So please understand that I didn’t want to miss your baby shower… Please know I really did want to come see you in the hospital after you welcomed a beautiful bundle of joy to the world. My heart is full of happiness for you and your family!! I mean that with all sincerity! But please know that simultaneously, my heart is breaking. And that can, at times, prevent me from sharing these moments with you while maintaining any sort of grace or showing courtesy. There is a hole in my life that nothing else will ever be able to fill. Not the all-encompassing love I feel for my husband, not the joy I receive for working hard for an achievement, not material possession or adventurous experience. Some things allow for substitution with others, but this is an exchange rate that will never balance in my favor.
In my heart I hope you understand that for each time your bladder felt ready to burst or your pants wouldn’t fit, I have placed my hand upon my tummy and tried to accept that it will never feel a baby’s kick… For every feeding when you dragged yourself awake, I was also probably awake, lying in the black of night listening to the silence of my house. Sure, I’ll never have to worry about childproofing and vaccines and choosing the best childcare, but I will also never feel the joy of having a small child cling to my leg and call me mommy. Never feel soft, chubby hands pat my face with utter devotion, never kiss boo-boos or sing “ABC’s”, never rejoice and cry and worry for a child of my own. I will never hear a toddler’s laughter or see a teenager’s angst between these walls, and this year has been about coming to terms with that. Sometimes I have to think, if being a parent is the hardest job in the world… being a mother without a child must rank right up there.
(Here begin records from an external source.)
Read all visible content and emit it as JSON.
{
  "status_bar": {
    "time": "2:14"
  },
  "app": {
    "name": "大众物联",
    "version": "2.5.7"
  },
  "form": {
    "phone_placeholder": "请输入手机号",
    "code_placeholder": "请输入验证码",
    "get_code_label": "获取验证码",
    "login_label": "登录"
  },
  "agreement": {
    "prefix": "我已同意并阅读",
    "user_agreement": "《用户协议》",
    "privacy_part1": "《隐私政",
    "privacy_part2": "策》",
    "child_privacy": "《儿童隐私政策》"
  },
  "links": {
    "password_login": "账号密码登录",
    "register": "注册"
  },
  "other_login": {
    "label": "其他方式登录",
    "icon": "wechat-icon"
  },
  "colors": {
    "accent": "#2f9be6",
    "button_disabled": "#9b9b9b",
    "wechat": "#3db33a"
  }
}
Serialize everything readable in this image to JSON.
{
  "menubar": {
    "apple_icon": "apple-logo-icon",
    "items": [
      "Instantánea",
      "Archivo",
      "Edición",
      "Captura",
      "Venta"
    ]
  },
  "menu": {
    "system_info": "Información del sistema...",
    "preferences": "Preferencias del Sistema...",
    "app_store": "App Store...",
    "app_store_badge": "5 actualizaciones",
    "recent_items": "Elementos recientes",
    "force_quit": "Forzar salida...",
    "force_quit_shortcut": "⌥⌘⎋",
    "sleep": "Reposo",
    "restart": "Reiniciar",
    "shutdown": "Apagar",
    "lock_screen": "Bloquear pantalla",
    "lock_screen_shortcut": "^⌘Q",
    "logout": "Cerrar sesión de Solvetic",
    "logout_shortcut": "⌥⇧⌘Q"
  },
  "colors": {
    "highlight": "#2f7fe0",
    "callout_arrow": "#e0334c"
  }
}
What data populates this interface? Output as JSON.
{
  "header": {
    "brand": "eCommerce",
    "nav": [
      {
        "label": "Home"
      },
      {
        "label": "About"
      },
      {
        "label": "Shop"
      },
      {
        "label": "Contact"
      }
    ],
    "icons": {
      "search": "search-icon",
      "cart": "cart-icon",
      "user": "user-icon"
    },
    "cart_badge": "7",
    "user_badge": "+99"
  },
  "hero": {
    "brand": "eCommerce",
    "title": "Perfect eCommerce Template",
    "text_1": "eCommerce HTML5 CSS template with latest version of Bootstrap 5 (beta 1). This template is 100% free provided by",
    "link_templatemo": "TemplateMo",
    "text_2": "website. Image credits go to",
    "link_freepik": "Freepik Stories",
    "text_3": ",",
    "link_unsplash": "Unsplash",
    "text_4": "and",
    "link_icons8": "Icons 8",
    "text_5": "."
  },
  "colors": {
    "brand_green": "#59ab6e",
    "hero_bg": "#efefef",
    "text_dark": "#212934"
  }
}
So, if I have seemed distant or missed an important milestone in your life, please be patient with me. I’m working on a new face that is quite a bit more difficult than the last and I don’t have a template to go from. Nothing I have experienced has prepared me to wear something like this and nothing in my closet seems to match… It’s transparent, you see, and makes no apologies for things that cannot be changed and hurts I cannot hide. This mask is merely my face as I learn to live with this new view for the future. And although I’m not fine right now, I hope some day I will be….